>>

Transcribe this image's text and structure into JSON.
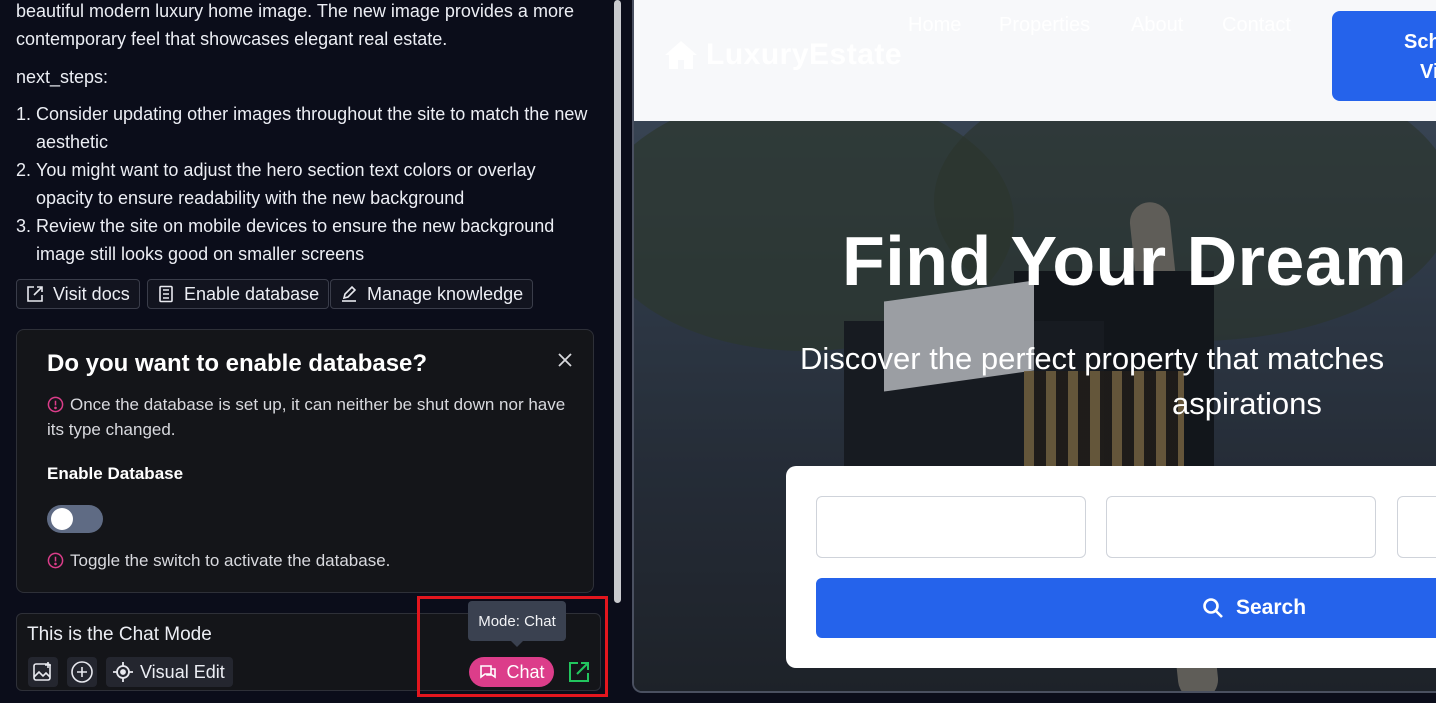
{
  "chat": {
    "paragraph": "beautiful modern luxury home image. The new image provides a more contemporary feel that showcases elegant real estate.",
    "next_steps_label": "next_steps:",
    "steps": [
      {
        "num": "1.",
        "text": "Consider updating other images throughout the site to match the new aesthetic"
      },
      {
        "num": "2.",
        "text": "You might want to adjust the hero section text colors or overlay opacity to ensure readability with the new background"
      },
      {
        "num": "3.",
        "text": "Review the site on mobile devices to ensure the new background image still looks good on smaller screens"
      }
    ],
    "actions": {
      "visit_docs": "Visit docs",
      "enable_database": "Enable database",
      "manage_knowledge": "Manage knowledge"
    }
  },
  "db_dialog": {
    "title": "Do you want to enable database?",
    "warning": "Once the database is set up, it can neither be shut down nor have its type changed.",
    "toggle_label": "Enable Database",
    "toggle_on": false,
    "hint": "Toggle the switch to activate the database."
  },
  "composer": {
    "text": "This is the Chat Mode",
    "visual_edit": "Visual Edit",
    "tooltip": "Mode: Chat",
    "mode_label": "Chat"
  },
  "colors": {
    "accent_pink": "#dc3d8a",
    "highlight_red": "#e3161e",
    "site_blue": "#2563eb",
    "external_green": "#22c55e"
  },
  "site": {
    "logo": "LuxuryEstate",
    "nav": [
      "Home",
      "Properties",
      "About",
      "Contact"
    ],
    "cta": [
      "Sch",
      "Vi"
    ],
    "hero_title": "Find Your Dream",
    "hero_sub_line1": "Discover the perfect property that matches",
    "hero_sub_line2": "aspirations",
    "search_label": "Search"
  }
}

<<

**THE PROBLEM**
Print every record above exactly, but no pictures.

**COMPLETED EXERCISE**
Transcribe this image's text and structure into JSON.
{
  "chat": {
    "paragraph": "beautiful modern luxury home image. The new image provides a more contemporary feel that showcases elegant real estate.",
    "next_steps_label": "next_steps:",
    "steps": [
      {
        "num": "1.",
        "text": "Consider updating other images throughout the site to match the new aesthetic"
      },
      {
        "num": "2.",
        "text": "You might want to adjust the hero section text colors or overlay opacity to ensure readability with the new background"
      },
      {
        "num": "3.",
        "text": "Review the site on mobile devices to ensure the new background image still looks good on smaller screens"
      }
    ],
    "actions": {
      "visit_docs": "Visit docs",
      "enable_database": "Enable database",
      "manage_knowledge": "Manage knowledge"
    }
  },
  "db_dialog": {
    "title": "Do you want to enable database?",
    "warning": "Once the database is set up, it can neither be shut down nor have its type changed.",
    "toggle_label": "Enable Database",
    "toggle_on": false,
    "hint": "Toggle the switch to activate the database."
  },
  "composer": {
    "text": "This is the Chat Mode",
    "visual_edit": "Visual Edit",
    "tooltip": "Mode: Chat",
    "mode_label": "Chat"
  },
  "colors": {
    "accent_pink": "#dc3d8a",
    "highlight_red": "#e3161e",
    "site_blue": "#2563eb",
    "external_green": "#22c55e"
  },
  "site": {
    "logo": "LuxuryEstate",
    "nav": [
      "Home",
      "Properties",
      "About",
      "Contact"
    ],
    "cta": [
      "Sch",
      "Vi"
    ],
    "hero_title": "Find Your Dream",
    "hero_sub_line1": "Discover the perfect property that matches",
    "hero_sub_line2": "aspirations",
    "search_label": "Search"
  }
}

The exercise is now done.